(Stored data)
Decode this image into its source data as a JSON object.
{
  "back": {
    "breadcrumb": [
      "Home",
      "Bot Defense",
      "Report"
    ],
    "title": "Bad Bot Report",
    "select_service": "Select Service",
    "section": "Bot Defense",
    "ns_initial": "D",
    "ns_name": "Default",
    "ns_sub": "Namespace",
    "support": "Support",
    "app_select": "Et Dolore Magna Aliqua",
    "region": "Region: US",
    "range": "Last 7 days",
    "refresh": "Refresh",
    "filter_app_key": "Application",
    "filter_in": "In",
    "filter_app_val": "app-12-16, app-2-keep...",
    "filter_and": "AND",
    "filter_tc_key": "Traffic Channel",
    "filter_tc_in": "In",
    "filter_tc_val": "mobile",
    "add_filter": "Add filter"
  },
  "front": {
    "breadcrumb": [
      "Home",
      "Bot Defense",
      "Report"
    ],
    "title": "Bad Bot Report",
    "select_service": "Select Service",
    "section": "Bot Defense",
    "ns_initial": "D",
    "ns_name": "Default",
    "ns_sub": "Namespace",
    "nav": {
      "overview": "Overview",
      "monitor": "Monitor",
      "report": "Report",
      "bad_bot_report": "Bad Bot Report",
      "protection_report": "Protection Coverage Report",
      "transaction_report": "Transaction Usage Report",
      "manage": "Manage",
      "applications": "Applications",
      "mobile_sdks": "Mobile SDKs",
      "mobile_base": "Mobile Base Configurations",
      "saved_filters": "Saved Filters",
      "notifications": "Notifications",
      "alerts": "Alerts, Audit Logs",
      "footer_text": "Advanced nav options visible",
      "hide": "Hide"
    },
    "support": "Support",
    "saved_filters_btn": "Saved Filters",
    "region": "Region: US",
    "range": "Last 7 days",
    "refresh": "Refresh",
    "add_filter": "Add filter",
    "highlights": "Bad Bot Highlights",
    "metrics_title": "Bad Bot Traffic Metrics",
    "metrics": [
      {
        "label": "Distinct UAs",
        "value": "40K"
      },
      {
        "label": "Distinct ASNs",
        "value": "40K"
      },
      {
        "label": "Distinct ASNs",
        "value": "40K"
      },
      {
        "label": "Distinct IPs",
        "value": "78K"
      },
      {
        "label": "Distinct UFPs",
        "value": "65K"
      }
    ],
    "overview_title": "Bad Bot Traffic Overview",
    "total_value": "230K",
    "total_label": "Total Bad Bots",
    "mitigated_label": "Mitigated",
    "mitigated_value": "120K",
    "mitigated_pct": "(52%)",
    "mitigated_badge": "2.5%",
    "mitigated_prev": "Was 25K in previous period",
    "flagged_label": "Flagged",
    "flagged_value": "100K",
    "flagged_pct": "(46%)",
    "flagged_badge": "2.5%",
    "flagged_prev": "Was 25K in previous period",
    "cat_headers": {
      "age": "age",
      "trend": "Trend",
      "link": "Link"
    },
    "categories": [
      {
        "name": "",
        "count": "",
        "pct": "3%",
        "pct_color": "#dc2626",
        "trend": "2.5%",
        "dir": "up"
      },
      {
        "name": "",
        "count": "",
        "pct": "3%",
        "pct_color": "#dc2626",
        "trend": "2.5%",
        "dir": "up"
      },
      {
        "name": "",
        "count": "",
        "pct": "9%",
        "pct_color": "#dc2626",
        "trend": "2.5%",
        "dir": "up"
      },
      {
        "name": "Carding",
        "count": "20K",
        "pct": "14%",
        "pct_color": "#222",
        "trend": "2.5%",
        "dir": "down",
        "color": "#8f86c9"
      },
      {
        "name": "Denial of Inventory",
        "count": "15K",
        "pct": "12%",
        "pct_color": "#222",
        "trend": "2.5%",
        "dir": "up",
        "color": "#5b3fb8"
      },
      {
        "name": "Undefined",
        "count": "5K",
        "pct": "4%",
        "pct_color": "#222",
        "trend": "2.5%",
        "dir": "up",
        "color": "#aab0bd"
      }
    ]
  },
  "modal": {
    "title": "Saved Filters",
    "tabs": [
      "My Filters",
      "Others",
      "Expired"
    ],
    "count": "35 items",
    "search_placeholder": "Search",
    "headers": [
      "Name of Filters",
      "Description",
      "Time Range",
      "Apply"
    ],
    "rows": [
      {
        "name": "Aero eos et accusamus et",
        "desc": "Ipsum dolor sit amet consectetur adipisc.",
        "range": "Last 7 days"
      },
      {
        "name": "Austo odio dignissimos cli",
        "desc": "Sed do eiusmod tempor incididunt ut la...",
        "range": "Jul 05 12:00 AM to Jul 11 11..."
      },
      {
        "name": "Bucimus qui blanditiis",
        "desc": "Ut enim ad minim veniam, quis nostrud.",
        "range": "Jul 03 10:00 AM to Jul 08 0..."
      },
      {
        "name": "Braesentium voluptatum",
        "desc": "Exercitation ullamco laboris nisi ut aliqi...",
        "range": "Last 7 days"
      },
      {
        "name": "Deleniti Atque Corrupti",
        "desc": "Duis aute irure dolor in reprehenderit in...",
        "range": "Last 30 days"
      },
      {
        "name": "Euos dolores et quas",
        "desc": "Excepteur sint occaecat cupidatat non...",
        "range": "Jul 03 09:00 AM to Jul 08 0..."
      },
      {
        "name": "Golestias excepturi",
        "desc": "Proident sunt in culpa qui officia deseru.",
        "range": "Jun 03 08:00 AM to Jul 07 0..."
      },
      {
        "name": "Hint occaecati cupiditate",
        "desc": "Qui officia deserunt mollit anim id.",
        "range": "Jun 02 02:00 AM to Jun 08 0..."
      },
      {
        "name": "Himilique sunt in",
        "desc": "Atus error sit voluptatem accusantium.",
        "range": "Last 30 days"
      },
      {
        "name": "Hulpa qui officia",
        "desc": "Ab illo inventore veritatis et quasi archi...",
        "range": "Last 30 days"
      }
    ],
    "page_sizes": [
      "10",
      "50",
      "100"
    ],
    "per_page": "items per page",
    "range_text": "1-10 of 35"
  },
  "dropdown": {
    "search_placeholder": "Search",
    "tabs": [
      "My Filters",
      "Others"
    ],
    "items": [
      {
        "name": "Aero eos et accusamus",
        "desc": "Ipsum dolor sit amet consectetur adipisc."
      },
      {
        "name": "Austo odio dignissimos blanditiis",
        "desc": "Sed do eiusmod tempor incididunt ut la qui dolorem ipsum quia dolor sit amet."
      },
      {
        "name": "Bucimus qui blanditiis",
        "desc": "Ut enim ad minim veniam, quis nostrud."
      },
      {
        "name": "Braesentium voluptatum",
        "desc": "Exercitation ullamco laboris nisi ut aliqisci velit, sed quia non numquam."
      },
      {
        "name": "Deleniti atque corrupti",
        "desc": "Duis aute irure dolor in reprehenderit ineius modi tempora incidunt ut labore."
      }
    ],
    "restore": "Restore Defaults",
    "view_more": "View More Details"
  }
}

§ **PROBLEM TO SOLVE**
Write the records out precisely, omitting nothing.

§ **TASK OUTPUT**
Decode this image into its source data as a JSON object.
{
  "back": {
    "breadcrumb": [
      "Home",
      "Bot Defense",
      "Report"
    ],
    "title": "Bad Bot Report",
    "select_service": "Select Service",
    "section": "Bot Defense",
    "ns_initial": "D",
    "ns_name": "Default",
    "ns_sub": "Namespace",
    "support": "Support",
    "app_select": "Et Dolore Magna Aliqua",
    "region": "Region: US",
    "range": "Last 7 days",
    "refresh": "Refresh",
    "filter_app_key": "Application",
    "filter_in": "In",
    "filter_app_val": "app-12-16, app-2-keep...",
    "filter_and": "AND",
    "filter_tc_key": "Traffic Channel",
    "filter_tc_in": "In",
    "filter_tc_val": "mobile",
    "add_filter": "Add filter"
  },
  "front": {
    "breadcrumb": [
      "Home",
      "Bot Defense",
      "Report"
    ],
    "title": "Bad Bot Report",
    "select_service": "Select Service",
    "section": "Bot Defense",
    "ns_initial": "D",
    "ns_name": "Default",
    "ns_sub": "Namespace",
    "nav": {
      "overview": "Overview",
      "monitor": "Monitor",
      "report": "Report",
      "bad_bot_report": "Bad Bot Report",
      "protection_report": "Protection Coverage Report",
      "transaction_report": "Transaction Usage Report",
      "manage": "Manage",
      "applications": "Applications",
      "mobile_sdks": "Mobile SDKs",
      "mobile_base": "Mobile Base Configurations",
      "saved_filters": "Saved Filters",
      "notifications": "Notifications",
      "alerts": "Alerts, Audit Logs",
      "footer_text": "Advanced nav options visible",
      "hide": "Hide"
    },
    "support": "Support",
    "saved_filters_btn": "Saved Filters",
    "region": "Region: US",
    "range": "Last 7 days",
    "refresh": "Refresh",
    "add_filter": "Add filter",
    "highlights": "Bad Bot Highlights",
    "metrics_title": "Bad Bot Traffic Metrics",
    "metrics": [
      {
        "label": "Distinct UAs",
        "value": "40K"
      },
      {
        "label": "Distinct ASNs",
        "value": "40K"
      },
      {
        "label": "Distinct ASNs",
        "value": "40K"
      },
      {
        "label": "Distinct IPs",
        "value": "78K"
      },
      {
        "label": "Distinct UFPs",
        "value": "65K"
      }
    ],
    "overview_title": "Bad Bot Traffic Overview",
    "total_value": "230K",
    "total_label": "Total Bad Bots",
    "mitigated_label": "Mitigated",
    "mitigated_value": "120K",
    "mitigated_pct": "(52%)",
    "mitigated_badge": "2.5%",
    "mitigated_prev": "Was 25K in previous period",
    "flagged_label": "Flagged",
    "flagged_value": "100K",
    "flagged_pct": "(46%)",
    "flagged_badge": "2.5%",
    "flagged_prev": "Was 25K in previous period",
    "cat_headers": {
      "age": "age",
      "trend": "Trend",
      "link": "Link"
    },
    "categories": [
      {
        "name": "",
        "count": "",
        "pct": "3%",
        "pct_color": "#dc2626",
        "trend": "2.5%",
        "dir": "up"
      },
      {
        "name": "",
        "count": "",
        "pct": "3%",
        "pct_color": "#dc2626",
        "trend": "2.5%",
        "dir": "up"
      },
      {
        "name": "",
        "count": "",
        "pct": "9%",
        "pct_color": "#dc2626",
        "trend": "2.5%",
        "dir": "up"
      },
      {
        "name": "Carding",
        "count": "20K",
        "pct": "14%",
        "pct_color": "#222",
        "trend": "2.5%",
        "dir": "down",
        "color": "#8f86c9"
      },
      {
        "name": "Denial of Inventory",
        "count": "15K",
        "pct": "12%",
        "pct_color": "#222",
        "trend": "2.5%",
        "dir": "up",
        "color": "#5b3fb8"
      },
      {
        "name": "Undefined",
        "count": "5K",
        "pct": "4%",
        "pct_color": "#222",
        "trend": "2.5%",
        "dir": "up",
        "color": "#aab0bd"
      }
    ]
  },
  "modal": {
    "title": "Saved Filters",
    "tabs": [
      "My Filters",
      "Others",
      "Expired"
    ],
    "count": "35 items",
    "search_placeholder": "Search",
    "headers": [
      "Name of Filters",
      "Description",
      "Time Range",
      "Apply"
    ],
    "rows": [
      {
        "name": "Aero eos et accusamus et",
        "desc": "Ipsum dolor sit amet consectetur adipisc.",
        "range": "Last 7 days"
      },
      {
        "name": "Austo odio dignissimos cli",
        "desc": "Sed do eiusmod tempor incididunt ut la...",
        "range": "Jul 05 12:00 AM to Jul 11 11..."
      },
      {
        "name": "Bucimus qui blanditiis",
        "desc": "Ut enim ad minim veniam, quis nostrud.",
        "range": "Jul 03 10:00 AM to Jul 08 0..."
      },
      {
        "name": "Braesentium voluptatum",
        "desc": "Exercitation ullamco laboris nisi ut aliqi...",
        "range": "Last 7 days"
      },
      {
        "name": "Deleniti Atque Corrupti",
        "desc": "Duis aute irure dolor in reprehenderit in...",
        "range": "Last 30 days"
      },
      {
        "name": "Euos dolores et quas",
        "desc": "Excepteur sint occaecat cupidatat non...",
        "range": "Jul 03 09:00 AM to Jul 08 0..."
      },
      {
        "name": "Golestias excepturi",
        "desc": "Proident sunt in culpa qui officia deseru.",
        "range": "Jun 03 08:00 AM to Jul 07 0..."
      },
      {
        "name": "Hint occaecati cupiditate",
        "desc": "Qui officia deserunt mollit anim id.",
        "range": "Jun 02 02:00 AM to Jun 08 0..."
      },
      {
        "name": "Himilique sunt in",
        "desc": "Atus error sit voluptatem accusantium.",
        "range": "Last 30 days"
      },
      {
        "name": "Hulpa qui officia",
        "desc": "Ab illo inventore veritatis et quasi archi...",
        "range": "Last 30 days"
      }
    ],
    "page_sizes": [
      "10",
      "50",
      "100"
    ],
    "per_page": "items per page",
    "range_text": "1-10 of 35"
  },
  "dropdown": {
    "search_placeholder": "Search",
    "tabs": [
      "My Filters",
      "Others"
    ],
    "items": [
      {
        "name": "Aero eos et accusamus",
        "desc": "Ipsum dolor sit amet consectetur adipisc."
      },
      {
        "name": "Austo odio dignissimos blanditiis",
        "desc": "Sed do eiusmod tempor incididunt ut la qui dolorem ipsum quia dolor sit amet."
      },
      {
        "name": "Bucimus qui blanditiis",
        "desc": "Ut enim ad minim veniam, quis nostrud."
      },
      {
        "name": "Braesentium voluptatum",
        "desc": "Exercitation ullamco laboris nisi ut aliqisci velit, sed quia non numquam."
      },
      {
        "name": "Deleniti atque corrupti",
        "desc": "Duis aute irure dolor in reprehenderit ineius modi tempora incidunt ut labore."
      }
    ],
    "restore": "Restore Defaults",
    "view_more": "View More Details"
  }
}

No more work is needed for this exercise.